What needs to be done - These records need to be repeated exactly, every one of them.

Data section -

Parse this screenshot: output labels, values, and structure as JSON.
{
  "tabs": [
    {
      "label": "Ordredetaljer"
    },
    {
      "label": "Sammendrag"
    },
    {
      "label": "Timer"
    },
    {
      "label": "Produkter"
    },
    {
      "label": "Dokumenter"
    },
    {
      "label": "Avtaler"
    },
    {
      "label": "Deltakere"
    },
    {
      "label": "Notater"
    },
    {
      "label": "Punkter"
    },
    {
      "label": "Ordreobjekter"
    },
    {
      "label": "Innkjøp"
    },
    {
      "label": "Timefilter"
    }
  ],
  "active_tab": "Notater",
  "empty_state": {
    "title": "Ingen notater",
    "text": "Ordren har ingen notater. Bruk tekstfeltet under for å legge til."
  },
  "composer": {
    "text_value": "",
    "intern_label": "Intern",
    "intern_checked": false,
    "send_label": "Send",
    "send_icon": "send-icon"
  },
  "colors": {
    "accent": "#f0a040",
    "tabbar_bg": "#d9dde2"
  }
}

Solution to the exercise -
Parse this screenshot: output labels, values, and structure as JSON.
{
  "tabs": [
    {
      "label": "Ordredetaljer"
    },
    {
      "label": "Sammendrag"
    },
    {
      "label": "Timer"
    },
    {
      "label": "Produkter"
    },
    {
      "label": "Dokumenter"
    },
    {
      "label": "Avtaler"
    },
    {
      "label": "Deltakere"
    },
    {
      "label": "Notater"
    },
    {
      "label": "Punkter"
    },
    {
      "label": "Ordreobjekter"
    },
    {
      "label": "Innkjøp"
    },
    {
      "label": "Timefilter"
    }
  ],
  "active_tab": "Notater",
  "empty_state": {
    "title": "Ingen notater",
    "text": "Ordren har ingen notater. Bruk tekstfeltet under for å legge til."
  },
  "composer": {
    "text_value": "",
    "intern_label": "Intern",
    "intern_checked": false,
    "send_label": "Send",
    "send_icon": "send-icon"
  },
  "colors": {
    "accent": "#f0a040",
    "tabbar_bg": "#d9dde2"
  }
}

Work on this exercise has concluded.